>>>

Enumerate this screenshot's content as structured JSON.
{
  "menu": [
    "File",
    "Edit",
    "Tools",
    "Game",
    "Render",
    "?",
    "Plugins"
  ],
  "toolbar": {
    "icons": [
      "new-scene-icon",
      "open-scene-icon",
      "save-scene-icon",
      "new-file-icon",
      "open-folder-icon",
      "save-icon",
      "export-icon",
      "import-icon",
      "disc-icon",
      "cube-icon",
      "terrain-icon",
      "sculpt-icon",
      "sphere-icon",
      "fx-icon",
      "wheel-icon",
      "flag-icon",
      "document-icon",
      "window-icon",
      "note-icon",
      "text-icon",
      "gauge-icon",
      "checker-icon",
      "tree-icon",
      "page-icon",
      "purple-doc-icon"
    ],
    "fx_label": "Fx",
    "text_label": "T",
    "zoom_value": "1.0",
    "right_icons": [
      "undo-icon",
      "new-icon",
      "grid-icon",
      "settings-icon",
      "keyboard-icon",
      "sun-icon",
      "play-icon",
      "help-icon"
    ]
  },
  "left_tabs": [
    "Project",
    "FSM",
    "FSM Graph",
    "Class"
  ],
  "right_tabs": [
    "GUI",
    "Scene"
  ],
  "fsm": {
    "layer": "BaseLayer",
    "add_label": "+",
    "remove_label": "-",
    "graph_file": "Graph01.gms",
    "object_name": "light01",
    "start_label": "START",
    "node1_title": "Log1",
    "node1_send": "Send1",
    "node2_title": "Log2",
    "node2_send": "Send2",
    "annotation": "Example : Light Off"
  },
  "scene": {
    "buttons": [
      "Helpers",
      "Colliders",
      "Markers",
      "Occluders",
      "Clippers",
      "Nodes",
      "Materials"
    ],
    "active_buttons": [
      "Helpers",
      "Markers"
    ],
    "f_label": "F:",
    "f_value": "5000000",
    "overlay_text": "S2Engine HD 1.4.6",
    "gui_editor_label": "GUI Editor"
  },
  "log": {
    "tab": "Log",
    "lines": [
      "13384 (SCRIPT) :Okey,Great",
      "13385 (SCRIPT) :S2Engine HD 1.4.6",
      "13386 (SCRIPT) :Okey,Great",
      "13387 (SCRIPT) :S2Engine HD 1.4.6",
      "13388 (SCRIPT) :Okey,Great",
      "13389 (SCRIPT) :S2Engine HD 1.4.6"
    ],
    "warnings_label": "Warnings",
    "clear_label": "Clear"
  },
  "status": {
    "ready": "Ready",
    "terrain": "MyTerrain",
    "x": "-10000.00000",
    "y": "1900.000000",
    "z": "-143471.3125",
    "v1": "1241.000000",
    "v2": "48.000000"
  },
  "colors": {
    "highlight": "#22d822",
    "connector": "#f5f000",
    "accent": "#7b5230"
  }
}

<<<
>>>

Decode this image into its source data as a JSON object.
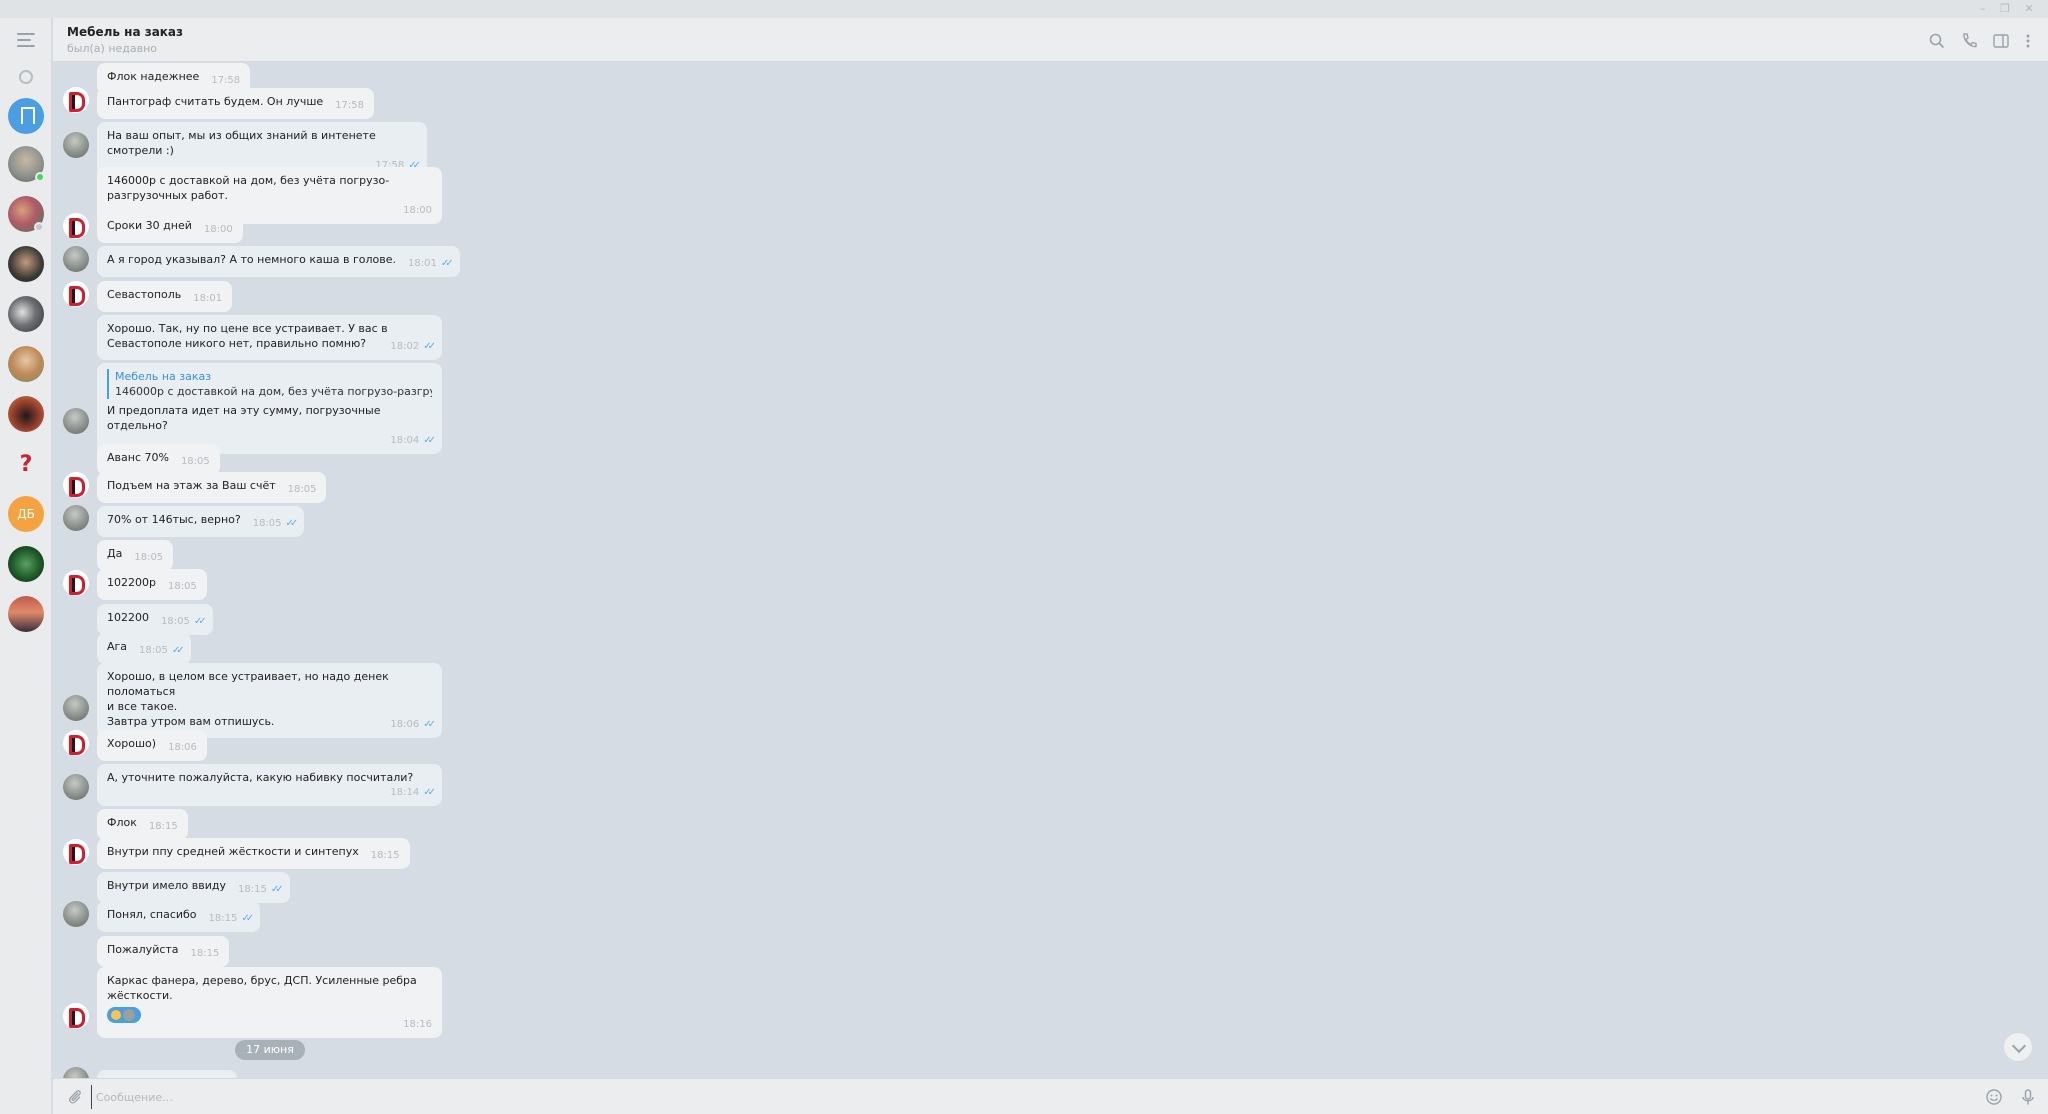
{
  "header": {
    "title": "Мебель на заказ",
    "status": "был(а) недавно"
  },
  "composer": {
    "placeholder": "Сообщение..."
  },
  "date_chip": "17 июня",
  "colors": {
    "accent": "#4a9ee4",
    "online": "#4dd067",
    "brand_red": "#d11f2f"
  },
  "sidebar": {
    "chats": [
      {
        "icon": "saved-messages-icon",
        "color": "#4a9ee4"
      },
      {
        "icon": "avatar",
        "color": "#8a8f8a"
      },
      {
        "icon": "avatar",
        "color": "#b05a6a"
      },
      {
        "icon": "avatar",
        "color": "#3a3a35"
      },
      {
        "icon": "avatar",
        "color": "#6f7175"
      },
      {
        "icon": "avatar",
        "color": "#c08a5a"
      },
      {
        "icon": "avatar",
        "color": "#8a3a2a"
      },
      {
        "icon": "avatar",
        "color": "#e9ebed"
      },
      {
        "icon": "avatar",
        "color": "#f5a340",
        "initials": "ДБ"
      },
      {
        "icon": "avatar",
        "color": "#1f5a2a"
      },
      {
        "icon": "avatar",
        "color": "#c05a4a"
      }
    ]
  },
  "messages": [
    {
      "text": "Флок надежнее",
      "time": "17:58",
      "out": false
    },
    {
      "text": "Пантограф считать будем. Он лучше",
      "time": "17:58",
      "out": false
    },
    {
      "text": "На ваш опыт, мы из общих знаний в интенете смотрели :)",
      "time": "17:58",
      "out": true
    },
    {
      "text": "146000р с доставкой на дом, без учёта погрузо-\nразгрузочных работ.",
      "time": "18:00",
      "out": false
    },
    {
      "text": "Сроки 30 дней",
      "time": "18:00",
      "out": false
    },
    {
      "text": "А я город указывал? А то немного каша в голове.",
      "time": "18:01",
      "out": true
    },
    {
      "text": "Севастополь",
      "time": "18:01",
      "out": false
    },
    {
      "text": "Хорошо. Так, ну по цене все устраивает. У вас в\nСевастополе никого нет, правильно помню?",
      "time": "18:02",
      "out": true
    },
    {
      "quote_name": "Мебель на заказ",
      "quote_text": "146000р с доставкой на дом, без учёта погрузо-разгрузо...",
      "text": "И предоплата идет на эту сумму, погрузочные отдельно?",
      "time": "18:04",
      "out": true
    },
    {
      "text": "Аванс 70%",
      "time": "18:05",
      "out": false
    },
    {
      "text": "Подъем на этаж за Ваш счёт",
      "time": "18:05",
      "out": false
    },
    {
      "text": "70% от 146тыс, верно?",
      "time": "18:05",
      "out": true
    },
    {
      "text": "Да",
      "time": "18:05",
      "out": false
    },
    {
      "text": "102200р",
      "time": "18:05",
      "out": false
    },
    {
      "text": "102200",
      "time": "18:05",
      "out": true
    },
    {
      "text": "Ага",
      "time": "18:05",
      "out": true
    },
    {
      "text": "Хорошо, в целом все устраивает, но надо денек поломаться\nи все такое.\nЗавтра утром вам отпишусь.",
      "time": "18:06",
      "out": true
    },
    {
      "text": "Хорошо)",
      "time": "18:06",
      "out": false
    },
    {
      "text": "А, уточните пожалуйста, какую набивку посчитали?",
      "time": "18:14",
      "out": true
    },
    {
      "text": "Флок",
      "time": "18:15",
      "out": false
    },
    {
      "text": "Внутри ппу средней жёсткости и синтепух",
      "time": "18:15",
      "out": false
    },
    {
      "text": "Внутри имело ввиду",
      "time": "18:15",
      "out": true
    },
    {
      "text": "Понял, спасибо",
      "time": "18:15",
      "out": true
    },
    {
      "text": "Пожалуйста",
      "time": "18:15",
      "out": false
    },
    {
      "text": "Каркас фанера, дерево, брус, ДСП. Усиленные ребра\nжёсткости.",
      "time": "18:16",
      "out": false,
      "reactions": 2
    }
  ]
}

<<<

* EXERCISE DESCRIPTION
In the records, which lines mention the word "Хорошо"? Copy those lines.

* RESPONSE
      "text": "Хорошо. Так, ну по цене все устраивает. У вас в\nСевастополе никого нет, правильно помню?",
      "text": "Хорошо, в целом все устраивает, но надо денек поломаться\nи все такое.\nЗавтра утром вам отпишусь.",
      "text": "Хорошо)",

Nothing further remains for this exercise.